▶ _PROBLEM DESCRIPTION_: Within the records that follow, find every line containing the string "more". Copy those lines.

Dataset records

-.-.-

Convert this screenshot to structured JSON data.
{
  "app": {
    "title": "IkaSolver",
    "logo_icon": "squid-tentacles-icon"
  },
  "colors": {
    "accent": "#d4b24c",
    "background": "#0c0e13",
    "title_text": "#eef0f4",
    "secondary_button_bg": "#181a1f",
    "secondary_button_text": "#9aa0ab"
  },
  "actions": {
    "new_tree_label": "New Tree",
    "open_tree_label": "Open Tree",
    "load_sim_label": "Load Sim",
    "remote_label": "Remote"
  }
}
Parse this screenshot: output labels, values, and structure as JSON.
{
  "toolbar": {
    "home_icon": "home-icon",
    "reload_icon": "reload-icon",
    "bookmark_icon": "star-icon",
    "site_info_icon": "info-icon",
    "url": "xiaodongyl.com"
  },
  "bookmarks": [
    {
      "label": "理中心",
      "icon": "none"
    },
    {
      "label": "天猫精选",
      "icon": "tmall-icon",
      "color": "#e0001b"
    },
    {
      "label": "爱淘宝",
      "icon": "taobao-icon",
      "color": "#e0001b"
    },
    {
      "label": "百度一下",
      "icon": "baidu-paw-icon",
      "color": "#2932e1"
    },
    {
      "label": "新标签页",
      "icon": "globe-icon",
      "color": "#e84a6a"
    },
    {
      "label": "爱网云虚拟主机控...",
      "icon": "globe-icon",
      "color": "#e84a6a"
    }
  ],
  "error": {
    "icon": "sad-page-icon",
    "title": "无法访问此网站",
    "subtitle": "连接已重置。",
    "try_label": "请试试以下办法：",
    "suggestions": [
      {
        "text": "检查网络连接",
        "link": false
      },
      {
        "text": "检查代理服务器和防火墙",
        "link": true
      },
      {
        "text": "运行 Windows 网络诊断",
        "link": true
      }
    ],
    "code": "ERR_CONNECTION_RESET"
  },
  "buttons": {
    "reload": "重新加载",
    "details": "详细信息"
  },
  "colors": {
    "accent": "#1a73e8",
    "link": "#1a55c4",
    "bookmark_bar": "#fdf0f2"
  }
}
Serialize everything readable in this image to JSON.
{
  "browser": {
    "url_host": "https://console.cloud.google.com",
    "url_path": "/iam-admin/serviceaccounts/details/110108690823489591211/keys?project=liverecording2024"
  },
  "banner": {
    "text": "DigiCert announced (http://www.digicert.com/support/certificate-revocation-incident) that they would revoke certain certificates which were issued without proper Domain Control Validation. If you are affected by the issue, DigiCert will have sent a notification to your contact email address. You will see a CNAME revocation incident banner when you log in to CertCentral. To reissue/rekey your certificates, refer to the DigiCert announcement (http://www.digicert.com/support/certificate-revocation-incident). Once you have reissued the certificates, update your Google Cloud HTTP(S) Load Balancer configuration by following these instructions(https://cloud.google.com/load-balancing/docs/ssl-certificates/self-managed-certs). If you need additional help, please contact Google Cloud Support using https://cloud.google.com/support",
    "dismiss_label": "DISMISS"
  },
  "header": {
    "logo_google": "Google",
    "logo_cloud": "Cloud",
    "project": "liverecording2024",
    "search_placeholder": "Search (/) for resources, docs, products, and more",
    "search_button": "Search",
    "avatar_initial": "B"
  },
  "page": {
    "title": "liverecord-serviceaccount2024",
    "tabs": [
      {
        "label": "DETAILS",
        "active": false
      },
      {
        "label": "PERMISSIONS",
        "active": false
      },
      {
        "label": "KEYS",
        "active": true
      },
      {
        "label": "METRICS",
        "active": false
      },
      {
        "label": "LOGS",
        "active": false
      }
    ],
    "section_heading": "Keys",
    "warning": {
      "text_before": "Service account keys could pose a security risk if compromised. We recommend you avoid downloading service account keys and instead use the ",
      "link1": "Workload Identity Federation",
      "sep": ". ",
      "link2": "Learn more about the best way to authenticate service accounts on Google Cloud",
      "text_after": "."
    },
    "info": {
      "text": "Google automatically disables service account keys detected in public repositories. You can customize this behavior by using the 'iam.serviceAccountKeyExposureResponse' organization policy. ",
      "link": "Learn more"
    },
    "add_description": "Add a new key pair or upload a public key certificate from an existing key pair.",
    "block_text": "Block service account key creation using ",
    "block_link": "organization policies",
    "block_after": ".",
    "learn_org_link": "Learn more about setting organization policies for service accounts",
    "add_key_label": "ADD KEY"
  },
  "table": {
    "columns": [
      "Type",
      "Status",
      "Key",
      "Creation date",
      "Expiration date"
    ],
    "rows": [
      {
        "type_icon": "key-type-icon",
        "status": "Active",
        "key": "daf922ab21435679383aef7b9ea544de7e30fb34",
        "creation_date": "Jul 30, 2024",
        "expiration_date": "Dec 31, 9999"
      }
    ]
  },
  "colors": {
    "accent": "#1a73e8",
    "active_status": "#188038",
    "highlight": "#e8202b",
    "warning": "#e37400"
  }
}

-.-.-

▶ _OUTPUT FOR THIS TASK_:
    "search_placeholder": "Search (/) for resources, docs, products, and more",
      "link2": "Learn more about the best way to authenticate service accounts on Google Cloud",
      "link": "Learn more"
    "learn_org_link": "Learn more about setting organization policies for service accounts",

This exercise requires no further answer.